Knowing another language can come in handy. For example, I recall enough from my high school and college French classes to be able to get by – or at least ask for directions to the bathroom – if I ever find myself in France. And, my years in law school and law practice armed me with enough arcane “Legalese” (not an actual language, but derived from Latin) terms and phrases to be able to navigate the legal system.
I also know corporate-speak. Most of that, however, is just plain silly.
The Wall Street Journal recently surveyed business executives to get their take on which corporate buzzwords should be banned from the boardroom. While I agree that all of the winning(?) terms are over-used, I think that a few do convey helpful imagery and are therefore worth keeping, namely “push the envelope,” “out of the box,” and “low hanging fruit.” That’s about it, though. “Going forward?” Unnecessary, extra words. “Game change?” Business is not a game. “Ideate?” What exactly does that mean, anyway? And “reach out?” I’m not sure why, but that one has always made me cringe.

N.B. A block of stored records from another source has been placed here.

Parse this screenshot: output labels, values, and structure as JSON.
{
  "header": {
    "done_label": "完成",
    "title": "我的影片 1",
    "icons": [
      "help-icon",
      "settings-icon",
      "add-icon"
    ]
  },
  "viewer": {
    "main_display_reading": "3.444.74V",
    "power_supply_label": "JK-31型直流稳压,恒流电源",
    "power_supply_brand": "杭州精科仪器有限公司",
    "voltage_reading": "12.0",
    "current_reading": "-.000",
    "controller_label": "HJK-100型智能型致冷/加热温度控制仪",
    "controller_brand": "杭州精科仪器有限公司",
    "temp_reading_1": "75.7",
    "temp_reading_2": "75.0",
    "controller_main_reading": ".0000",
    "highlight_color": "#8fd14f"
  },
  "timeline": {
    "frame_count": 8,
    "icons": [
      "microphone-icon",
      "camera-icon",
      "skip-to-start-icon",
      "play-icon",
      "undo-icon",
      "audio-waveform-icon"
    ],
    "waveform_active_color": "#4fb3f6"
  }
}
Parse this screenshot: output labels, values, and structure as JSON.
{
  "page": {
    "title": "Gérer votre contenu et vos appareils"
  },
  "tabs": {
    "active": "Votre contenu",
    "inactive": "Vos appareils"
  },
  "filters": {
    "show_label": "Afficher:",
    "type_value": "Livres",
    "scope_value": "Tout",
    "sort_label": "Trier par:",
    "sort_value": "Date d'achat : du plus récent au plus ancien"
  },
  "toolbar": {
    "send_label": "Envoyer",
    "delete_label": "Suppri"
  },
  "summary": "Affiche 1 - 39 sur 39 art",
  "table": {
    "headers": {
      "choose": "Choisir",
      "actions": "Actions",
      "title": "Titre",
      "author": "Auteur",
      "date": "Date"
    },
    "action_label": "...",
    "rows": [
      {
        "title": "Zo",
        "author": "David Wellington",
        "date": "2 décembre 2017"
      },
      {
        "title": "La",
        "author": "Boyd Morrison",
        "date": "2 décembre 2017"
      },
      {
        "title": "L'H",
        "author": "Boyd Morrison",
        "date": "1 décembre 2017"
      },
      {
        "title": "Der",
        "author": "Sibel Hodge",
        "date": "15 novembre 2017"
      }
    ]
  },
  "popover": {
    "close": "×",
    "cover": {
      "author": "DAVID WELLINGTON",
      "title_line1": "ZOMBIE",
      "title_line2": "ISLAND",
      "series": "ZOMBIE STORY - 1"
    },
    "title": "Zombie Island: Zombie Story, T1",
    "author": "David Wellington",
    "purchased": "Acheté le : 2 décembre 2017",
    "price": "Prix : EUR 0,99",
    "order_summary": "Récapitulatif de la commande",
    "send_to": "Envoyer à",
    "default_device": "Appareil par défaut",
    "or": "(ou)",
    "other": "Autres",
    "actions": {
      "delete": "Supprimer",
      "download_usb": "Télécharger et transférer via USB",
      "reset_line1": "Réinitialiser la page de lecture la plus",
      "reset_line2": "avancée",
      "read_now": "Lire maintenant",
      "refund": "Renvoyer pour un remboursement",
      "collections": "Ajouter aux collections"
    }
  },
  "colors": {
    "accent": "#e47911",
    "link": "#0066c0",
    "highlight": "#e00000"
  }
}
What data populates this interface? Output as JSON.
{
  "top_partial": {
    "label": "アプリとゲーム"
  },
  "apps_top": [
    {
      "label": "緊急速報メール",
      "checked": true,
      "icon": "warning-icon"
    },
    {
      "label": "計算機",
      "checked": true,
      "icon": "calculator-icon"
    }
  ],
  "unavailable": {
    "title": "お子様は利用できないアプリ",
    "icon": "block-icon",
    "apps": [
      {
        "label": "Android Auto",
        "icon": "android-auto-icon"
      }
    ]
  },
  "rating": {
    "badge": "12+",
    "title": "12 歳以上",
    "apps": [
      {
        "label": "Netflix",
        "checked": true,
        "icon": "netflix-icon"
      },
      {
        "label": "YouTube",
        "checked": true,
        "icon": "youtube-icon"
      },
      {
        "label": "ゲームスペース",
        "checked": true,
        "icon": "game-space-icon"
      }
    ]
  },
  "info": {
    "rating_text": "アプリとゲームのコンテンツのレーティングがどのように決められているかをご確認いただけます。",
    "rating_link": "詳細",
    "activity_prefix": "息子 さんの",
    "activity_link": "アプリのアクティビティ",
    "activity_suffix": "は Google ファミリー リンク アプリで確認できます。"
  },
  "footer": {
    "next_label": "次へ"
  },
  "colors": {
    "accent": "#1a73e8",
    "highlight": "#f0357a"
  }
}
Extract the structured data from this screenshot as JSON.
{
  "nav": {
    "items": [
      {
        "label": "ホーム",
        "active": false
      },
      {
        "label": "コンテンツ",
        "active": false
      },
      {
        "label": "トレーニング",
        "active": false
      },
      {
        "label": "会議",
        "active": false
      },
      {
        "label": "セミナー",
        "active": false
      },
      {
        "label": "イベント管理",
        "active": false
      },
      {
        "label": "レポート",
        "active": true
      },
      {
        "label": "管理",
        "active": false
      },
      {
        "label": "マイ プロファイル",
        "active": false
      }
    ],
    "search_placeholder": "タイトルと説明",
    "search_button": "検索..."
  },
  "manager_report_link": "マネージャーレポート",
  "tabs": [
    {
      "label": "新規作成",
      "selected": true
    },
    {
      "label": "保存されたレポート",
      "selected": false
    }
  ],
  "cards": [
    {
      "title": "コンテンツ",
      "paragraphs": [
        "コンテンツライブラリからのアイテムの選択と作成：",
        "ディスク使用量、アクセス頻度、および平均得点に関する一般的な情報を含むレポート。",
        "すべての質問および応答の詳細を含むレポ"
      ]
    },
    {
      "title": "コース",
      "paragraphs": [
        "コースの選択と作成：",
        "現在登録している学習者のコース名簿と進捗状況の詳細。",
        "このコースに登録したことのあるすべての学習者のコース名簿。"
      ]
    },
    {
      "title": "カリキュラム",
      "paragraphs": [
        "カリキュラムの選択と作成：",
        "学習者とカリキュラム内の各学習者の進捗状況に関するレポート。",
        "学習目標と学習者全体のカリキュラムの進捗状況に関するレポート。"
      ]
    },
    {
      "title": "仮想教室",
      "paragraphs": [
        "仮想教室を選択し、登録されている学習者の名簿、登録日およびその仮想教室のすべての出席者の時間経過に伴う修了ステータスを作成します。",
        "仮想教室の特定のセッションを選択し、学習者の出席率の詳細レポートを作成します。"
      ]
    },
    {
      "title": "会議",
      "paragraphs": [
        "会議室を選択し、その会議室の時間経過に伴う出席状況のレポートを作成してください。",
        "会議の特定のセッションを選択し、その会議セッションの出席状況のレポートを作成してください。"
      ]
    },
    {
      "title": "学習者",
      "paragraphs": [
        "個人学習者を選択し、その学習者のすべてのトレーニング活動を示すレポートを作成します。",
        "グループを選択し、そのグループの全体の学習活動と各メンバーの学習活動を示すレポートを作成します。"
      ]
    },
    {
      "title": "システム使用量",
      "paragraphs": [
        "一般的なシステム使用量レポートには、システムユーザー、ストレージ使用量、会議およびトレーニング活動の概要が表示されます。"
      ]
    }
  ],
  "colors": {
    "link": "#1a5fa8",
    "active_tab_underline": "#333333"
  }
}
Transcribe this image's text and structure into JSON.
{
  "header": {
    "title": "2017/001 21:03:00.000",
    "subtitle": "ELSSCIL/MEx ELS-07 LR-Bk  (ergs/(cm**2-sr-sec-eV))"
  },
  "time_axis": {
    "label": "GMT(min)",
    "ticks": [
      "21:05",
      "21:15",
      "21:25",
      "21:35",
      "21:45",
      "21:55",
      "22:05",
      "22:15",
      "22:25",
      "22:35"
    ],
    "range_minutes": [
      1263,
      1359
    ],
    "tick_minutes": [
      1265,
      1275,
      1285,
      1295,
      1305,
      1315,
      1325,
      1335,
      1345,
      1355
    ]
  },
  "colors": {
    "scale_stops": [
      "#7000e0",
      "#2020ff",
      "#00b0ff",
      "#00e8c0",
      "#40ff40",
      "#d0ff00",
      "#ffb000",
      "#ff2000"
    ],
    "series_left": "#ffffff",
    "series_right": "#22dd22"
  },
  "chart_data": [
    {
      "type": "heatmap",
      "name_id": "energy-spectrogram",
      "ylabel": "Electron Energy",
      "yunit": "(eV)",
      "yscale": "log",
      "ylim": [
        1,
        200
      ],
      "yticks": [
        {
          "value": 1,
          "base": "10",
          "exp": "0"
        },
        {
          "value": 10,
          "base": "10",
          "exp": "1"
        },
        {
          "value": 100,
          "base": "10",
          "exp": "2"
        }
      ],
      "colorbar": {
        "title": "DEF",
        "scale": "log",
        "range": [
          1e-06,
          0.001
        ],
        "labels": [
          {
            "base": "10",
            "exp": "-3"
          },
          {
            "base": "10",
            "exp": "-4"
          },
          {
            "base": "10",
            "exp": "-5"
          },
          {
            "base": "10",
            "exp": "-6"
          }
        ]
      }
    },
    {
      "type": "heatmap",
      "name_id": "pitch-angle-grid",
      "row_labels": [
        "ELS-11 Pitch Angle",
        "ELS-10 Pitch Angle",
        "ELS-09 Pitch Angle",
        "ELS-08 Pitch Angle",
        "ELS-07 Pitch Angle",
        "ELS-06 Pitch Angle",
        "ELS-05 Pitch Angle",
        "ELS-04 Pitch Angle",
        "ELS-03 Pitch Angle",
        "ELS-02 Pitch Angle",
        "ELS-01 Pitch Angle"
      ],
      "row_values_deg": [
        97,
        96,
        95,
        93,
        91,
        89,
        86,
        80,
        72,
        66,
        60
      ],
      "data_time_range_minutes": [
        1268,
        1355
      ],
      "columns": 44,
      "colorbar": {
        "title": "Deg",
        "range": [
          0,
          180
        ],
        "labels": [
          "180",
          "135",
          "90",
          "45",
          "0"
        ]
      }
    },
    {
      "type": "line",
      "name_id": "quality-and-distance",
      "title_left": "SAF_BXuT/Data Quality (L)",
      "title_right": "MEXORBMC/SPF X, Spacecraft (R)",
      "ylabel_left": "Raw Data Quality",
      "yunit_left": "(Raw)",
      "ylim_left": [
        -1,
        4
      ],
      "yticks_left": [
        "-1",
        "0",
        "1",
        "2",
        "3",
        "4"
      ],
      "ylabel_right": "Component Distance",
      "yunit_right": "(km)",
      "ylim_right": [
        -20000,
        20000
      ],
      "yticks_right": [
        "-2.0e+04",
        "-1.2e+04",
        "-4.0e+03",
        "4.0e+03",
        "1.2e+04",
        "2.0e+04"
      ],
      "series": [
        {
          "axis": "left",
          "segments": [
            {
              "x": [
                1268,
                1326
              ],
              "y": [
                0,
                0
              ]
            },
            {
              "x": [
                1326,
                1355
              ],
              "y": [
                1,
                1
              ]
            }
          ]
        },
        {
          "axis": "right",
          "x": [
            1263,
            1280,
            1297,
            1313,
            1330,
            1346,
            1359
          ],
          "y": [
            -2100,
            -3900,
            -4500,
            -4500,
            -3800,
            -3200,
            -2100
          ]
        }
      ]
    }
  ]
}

Corporate-speak is so pervasive in the business world that I used to amuse myself by amassing my own collection of boardroom bromides. Here are some representative gems, all taken from real-world meetings, presentations, calls, and emails, and most uttered by otherwise smart and talented people:
“interesting data point”
“fortify our talent roadmap”
“brand refresh rollout”
“drive efficiencies and standardization”
“deliver incremental customer value”
“internal stakeholder support”
“socialize the draft to the team”
“socialize it for input”
“generate differentiated value”
“surface the concerns”
And the list goes on … but I’ll spare you.